There is no easy way to know exactly how long the adoption
process may take. Every adoption situation is unique and come with many
variables that will determine the length of time it will take to physically
bring a baby or child home.
With all adoptions (domestic, international, or foster), a
home study must be completed by a licensed agency. A home study entails an in
depth look at all aspects of the physical, emotional, and financial portion
that comprise a family. The agency will dive into background checks, financial
stability, medical records, as well as inspect physical home premises. Each
area takes time to be completed. Background checks are at the mercy of the
states in which they are applied for. Medical appointments are dependent on
typical doctor office availability. The house portion of the home study
typically are done in 2 or 3 days over a several week period, but can be done
in shorter time depending on the agency or person doing the study. In short, the home study can take place over
several weeks or be expedited to be done in just days (for an additional fee).
Once all paperwork is in order and signed by the perspective

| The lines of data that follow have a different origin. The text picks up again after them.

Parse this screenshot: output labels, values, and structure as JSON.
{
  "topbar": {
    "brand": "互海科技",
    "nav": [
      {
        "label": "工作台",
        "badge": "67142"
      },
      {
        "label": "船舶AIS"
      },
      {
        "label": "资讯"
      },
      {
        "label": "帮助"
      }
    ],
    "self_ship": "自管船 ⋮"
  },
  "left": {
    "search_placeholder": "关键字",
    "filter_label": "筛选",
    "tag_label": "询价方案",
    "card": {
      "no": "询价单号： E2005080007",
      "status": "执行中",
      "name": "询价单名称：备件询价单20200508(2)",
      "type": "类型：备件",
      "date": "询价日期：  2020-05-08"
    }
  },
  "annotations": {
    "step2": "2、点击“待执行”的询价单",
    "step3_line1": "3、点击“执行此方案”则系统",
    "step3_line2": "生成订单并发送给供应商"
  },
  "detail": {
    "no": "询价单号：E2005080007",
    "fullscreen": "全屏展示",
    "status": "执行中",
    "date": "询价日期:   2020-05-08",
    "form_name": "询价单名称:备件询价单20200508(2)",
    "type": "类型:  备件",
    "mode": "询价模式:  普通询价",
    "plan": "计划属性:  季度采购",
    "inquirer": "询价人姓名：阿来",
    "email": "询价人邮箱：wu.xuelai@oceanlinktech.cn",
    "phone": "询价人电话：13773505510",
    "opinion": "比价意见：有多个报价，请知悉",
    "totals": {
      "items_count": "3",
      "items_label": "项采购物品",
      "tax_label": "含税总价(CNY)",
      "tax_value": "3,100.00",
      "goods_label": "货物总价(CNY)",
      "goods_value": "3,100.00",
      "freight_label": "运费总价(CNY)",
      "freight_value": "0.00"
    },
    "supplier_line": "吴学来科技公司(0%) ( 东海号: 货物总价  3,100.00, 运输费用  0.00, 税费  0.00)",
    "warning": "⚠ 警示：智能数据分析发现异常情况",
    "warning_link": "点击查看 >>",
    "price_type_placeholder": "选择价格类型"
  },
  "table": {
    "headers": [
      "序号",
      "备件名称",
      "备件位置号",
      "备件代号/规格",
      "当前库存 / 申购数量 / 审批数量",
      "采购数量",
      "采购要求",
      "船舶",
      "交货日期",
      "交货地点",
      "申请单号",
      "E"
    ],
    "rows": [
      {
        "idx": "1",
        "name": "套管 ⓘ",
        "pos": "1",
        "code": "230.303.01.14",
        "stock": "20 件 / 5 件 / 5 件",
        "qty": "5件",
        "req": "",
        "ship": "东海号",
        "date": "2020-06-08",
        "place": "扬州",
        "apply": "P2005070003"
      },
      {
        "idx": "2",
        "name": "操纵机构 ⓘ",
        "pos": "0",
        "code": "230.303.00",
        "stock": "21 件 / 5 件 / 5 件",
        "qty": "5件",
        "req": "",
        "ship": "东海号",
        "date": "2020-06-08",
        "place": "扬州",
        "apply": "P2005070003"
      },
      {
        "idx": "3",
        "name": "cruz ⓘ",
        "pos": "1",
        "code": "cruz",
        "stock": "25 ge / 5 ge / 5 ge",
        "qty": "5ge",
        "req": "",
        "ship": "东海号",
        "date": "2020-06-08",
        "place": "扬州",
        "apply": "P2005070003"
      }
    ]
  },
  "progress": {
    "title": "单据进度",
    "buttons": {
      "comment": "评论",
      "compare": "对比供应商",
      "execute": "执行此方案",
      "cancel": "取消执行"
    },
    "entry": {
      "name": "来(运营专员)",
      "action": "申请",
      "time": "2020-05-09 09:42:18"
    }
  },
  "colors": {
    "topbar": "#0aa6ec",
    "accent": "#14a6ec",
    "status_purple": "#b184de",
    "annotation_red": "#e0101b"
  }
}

adoptive parents and the agency certifying that they have met all requirements
to be considered adopt, the waiting for a match begins. While the paperwork

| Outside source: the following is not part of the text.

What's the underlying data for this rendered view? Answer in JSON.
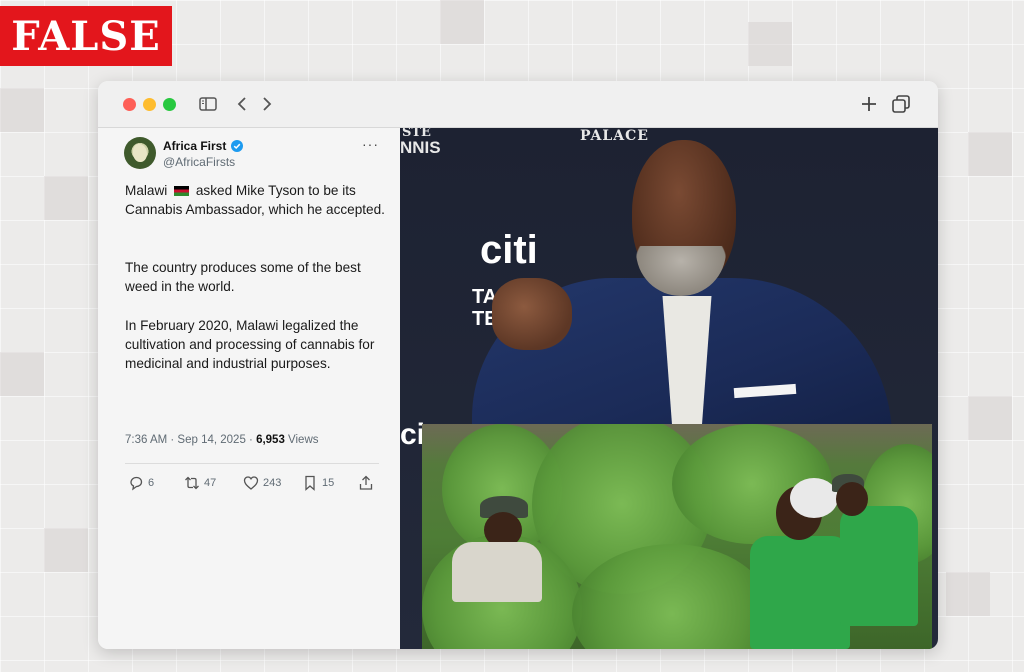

portion is technical, this part of the process has so much variety.
Essentially, perspective adoptive parents are waiting to be matched with a
perspective birth mother who may or may not have already given birth to her
child. It can take days or years for this match to occur.
After the match is made and an adoption plan is in place,
there are a few more things that need to occur to bring the adoption to
finalization. Once the birth mother places the child with the adoptive family,
there is usually a period of time called the revocation period in which the
birth mother (or father) can revoke the adoption plan, have her parental rights
reinstated, and decide to parent the child. This time frame varies from state
to state and is not necessarily a part of every adoption. In the case of our
first adoption, the birth mother’s parental rights were already terminated when
we met our son, thus removing the stress of the wait period. With our second
son, we had to wait ten days for the birth father’s rights to be terminated.
Prior to either of our children, we were part of a disrupted adoption where the
birth mother changed her mind on day seven of the ten day revocation period and
decided to parent. As you can see the
revocation period varies per state and per adoption.
At the completion of the revocation period, there are usually
3 post-adoption home visits taking place over 6-9 months to verify the
well-being of the adopted child. Once this is done “paperwork ping pong”
begins. The adoption paperwork is sent back and forth between a judge and the
adoption agency or adoption lawyer. In some states, the adoptive family and the
adopted child must appear before the judge to make the adoption final. Some
states allow the lawyer to stand in for the adoptive family, and some states don’t
require a physical courtroom presence at all. Whatever the requirements are, at
the end of this “legal-ease” portion, the adoption a final and a “final order
of adoption” is issued.
Unfortunately, there is no exact time frame. Just like every
pregnancy is different, so is every adoption. Depending on how you plan on adopting
will also depend on your timeframe.
For a domestic adoption, the process can take anywhere from
6 months to 6 years. I only say 6 years because we waited 6 years to be matched
with our son’s birth mom. In initial paperwork, background check, home study
and just being ready to be looked at took approximately 6 months. Again, a lot
of this will depend on your agency and your state’s requirements. For us, the paperwork
wasn’t the hardest part, it was creating a portfolio for the birth moms to look
at that took the most time.
For international adoption, the process can take even
longer. You usually are not waiting for a birth mom to pick you, but the overall
process usually takes longer. You will be required to fill out a lot of the same
paperwork but also a little more paperwork for international adoptions. Most
countries will also require you to stay in their country for a specific amount
of time. This also means if you do not have a passport, you will be required to
obtain one, which can also take time.
The best advice I can give you is to be patient. I know it
sounds easier said than done but it is worth it in the end! Make sure to check
with your local adoption agency to help you choose what adoption is right for
If you would like more information about the international
adoption process check it out here.
For more information on the domestic adoption process check
it out here.